This article originally appeared in Entrepreneur and is republished here with permission.
The promise (and peril) of actionable and monetizable patient data in digital health has never been higher.
On the one hand, the overnight acceptance and adoption of telemedicine during the pandemic turned what had been a niche into a juggernaut, and with it transformed millions of valuable patient interactions and disclosures into searchable, actionable intelligence that can be mined.
On the other hand, patient health data is notably different from other forms of online information. Patient data is protected in ways that, say, cursor pauses, scrolls or clicks on social media browsers are not. Following the growing frustration that federal lawmakers have shown with Big Tech’s use of consumer data, the government is poised to make big moves to sanction improper uses of patient data.
Therein lies both the problem and the potential. The waters in which rapidly growing direct-to-consumer or other online health companies now find themselves will likely get murkier from here.
The problems are easier to spot. Mostly because consumers, lawmakers and journalists have been spotting them for years now.
A closer look at the burgeoning world of online genetic testing companies revealed that health data collected on patients and a patient's family was often shared in ways that may unnecessarily compromise consumer privacy. A similar report on dieting apps revealed that many shared personal details on medical history and mental health with third parties.
The problems get most of the headlines. It's the promise that is harder to find, in part because it rarely makes news. That promise begins with handling sensitive information in a way that's HIPAA compliant. Those are table stakes. No company, big or small, should consider itself above that standard. After all, the data concerns the most important asset of these companies: their customer base.
Once that barrier is cleared, however, the challenge changes. Presuming a company follows regulatory mandates, the goal is to differentiate every person coming to them online and, also in a compliant fashion, follow the activity that allows them to improve service by increasing the quality of care while lowering costs.
This is, of course, the ultimate goal for health care providers. But it feels more attainable online, where we, as patients and consumers, increasingly spend the majority of time and increasingly divulge the most important information in our and our family's lives.
The complexities and ironies in this space are expanding as fast as the field itself. And they're only going to become more acute as the pandemic hopefully winds down — and with it, the flexibility afforded by the Department of Health and Human Services’ Office for Civil Rights to telemedicine companies found to be accidentally violating HIPAA.
Don't mistake those caveats for pessimism. The push toward direct-to-consumer health care and telemedicine is and will remain a potential landmark event for patient care and the bottom lines of companies that can execute.

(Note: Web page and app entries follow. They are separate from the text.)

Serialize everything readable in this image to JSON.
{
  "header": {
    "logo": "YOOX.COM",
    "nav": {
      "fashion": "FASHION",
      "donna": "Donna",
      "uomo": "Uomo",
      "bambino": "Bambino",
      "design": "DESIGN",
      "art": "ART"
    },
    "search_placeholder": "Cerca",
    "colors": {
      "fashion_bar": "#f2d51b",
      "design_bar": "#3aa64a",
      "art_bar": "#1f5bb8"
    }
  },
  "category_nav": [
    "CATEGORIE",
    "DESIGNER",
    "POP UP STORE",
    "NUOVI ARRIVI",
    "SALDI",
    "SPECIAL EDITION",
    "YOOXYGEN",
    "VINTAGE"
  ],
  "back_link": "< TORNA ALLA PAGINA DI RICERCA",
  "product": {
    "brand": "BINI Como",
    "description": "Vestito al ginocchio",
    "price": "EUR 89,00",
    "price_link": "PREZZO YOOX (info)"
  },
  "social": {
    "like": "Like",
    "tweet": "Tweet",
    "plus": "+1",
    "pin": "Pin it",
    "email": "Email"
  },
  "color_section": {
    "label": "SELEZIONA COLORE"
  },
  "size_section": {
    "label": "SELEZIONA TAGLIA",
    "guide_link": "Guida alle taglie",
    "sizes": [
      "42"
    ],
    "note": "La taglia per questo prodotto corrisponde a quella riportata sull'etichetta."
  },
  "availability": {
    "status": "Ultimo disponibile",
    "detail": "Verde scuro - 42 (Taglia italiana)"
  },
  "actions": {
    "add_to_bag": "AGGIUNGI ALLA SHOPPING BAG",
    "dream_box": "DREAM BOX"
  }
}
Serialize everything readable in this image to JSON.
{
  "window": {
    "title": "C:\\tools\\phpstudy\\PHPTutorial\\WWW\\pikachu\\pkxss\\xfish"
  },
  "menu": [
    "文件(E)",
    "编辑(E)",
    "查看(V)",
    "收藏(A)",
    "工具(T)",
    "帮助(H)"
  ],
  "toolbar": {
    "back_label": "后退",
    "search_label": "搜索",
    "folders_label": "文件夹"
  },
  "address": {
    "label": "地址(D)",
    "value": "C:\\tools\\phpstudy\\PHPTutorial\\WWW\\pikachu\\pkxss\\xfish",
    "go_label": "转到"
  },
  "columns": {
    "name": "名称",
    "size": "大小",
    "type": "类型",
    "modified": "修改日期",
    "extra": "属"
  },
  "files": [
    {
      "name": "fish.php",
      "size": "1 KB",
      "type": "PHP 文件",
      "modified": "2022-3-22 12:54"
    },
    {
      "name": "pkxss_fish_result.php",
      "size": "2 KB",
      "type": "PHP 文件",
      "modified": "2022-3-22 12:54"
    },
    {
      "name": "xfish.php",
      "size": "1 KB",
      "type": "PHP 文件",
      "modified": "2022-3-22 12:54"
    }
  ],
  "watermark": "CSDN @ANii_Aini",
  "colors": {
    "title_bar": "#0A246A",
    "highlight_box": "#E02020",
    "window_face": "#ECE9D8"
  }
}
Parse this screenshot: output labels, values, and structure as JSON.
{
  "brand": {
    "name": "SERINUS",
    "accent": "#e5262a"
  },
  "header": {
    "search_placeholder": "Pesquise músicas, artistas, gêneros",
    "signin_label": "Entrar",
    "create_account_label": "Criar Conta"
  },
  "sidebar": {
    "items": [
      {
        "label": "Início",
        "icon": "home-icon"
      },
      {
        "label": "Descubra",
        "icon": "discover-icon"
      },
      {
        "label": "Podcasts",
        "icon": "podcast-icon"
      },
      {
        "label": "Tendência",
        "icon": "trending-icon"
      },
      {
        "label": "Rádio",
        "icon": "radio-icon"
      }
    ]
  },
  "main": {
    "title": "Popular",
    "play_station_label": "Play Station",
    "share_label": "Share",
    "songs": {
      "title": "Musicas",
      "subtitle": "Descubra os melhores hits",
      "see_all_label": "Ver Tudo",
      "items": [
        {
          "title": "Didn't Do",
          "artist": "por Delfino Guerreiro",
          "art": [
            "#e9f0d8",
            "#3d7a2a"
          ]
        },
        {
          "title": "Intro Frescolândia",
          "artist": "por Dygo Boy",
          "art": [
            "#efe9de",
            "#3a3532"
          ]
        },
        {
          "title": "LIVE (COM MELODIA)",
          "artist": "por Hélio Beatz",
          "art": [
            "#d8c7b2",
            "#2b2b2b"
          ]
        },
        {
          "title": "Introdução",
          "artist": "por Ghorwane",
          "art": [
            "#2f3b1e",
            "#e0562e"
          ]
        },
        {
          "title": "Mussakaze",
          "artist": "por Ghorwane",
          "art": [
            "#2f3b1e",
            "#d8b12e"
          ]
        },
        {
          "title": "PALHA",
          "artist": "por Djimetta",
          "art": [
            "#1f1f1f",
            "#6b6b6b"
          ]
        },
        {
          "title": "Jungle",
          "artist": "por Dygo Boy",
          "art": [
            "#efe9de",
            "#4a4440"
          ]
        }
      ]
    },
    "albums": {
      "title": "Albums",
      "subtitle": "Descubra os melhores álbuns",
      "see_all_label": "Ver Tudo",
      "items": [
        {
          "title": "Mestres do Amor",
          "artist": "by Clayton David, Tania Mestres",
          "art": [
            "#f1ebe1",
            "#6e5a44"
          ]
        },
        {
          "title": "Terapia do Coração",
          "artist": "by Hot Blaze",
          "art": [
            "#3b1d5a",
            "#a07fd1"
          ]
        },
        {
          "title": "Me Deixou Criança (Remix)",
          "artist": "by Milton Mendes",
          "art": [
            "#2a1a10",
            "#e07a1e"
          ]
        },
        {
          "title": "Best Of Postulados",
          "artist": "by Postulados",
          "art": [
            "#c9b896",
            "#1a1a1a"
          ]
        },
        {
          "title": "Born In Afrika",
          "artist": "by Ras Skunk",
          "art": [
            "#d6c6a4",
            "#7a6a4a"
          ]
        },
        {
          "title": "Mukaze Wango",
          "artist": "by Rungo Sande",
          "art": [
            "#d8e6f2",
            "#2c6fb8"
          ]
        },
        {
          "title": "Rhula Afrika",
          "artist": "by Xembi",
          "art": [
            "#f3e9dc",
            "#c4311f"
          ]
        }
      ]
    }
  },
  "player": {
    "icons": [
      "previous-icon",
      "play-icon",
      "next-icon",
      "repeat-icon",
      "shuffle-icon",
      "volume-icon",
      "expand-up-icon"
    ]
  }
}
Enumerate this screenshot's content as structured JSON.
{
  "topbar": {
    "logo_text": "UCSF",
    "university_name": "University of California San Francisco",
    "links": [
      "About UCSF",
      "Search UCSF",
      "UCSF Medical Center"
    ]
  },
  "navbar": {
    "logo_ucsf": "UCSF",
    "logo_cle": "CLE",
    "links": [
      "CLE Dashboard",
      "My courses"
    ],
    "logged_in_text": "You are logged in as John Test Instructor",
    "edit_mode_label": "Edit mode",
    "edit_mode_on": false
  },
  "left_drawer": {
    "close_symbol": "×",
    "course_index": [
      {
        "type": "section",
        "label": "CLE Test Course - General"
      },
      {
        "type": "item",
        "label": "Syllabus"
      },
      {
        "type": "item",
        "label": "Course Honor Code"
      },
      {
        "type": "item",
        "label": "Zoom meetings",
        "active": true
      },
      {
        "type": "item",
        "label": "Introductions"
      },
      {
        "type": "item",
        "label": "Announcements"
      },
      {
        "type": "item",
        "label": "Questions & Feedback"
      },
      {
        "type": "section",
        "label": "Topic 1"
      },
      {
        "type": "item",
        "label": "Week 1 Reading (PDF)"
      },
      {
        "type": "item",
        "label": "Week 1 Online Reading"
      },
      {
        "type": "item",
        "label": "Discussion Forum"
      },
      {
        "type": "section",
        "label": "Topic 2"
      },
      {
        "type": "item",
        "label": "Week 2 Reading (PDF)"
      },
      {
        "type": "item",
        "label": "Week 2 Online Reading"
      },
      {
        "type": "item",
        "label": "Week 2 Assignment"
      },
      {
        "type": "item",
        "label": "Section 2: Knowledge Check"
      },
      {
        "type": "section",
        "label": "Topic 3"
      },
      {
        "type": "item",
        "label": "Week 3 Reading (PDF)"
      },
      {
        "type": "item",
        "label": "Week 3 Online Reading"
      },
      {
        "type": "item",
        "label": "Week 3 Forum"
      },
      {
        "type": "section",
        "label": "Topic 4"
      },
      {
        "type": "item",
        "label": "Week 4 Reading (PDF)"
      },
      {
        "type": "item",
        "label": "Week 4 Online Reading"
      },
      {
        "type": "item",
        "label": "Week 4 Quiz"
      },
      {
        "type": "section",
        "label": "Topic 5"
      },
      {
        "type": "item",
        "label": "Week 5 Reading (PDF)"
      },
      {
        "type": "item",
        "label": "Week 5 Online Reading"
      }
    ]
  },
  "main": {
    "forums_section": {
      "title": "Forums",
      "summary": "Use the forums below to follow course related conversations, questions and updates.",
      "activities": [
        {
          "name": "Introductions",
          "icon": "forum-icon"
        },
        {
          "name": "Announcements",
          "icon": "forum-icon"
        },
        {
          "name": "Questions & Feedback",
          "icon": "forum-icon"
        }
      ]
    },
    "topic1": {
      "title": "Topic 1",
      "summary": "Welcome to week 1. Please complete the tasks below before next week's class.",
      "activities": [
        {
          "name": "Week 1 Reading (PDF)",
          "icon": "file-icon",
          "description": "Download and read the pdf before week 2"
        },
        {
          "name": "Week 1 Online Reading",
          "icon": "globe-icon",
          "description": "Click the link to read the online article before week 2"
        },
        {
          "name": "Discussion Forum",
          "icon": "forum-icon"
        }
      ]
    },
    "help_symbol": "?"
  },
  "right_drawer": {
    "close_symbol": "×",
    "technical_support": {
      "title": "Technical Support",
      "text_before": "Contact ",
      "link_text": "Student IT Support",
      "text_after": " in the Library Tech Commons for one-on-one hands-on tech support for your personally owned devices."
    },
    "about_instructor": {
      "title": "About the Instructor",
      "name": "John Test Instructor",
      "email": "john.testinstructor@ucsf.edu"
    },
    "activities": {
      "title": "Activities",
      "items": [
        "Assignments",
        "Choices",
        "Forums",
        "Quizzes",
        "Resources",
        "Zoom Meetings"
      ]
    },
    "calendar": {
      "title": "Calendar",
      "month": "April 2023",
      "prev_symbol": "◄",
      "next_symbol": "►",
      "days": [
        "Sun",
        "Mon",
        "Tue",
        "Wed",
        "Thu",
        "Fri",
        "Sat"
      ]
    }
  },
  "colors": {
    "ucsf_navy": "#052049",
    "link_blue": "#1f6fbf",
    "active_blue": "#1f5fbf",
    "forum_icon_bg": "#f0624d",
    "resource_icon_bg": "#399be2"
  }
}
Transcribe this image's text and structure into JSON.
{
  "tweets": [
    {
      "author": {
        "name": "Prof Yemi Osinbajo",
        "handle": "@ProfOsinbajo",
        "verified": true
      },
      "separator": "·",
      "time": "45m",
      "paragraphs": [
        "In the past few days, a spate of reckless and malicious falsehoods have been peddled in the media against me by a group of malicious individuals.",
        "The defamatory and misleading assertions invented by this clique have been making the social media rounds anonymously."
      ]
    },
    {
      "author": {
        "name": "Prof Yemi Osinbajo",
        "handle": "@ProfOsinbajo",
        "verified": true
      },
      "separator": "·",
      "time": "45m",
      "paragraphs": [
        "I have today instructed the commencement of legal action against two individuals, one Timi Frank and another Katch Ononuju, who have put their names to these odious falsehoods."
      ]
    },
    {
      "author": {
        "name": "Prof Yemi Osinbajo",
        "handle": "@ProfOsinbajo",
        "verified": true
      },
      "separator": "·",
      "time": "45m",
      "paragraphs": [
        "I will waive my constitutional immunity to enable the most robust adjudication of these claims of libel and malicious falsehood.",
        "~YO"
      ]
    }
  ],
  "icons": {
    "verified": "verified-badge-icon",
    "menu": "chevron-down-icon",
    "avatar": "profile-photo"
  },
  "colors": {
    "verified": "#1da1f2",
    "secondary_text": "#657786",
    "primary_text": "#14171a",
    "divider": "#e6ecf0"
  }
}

The elusive goal of end-to-end data, starting when a patient is merely a curious consumer and extending far into the horizon, is more attainable now than it's ever been before.
Figuring out how to get there will always be the hardest question to answer. But the destination is at least within sight.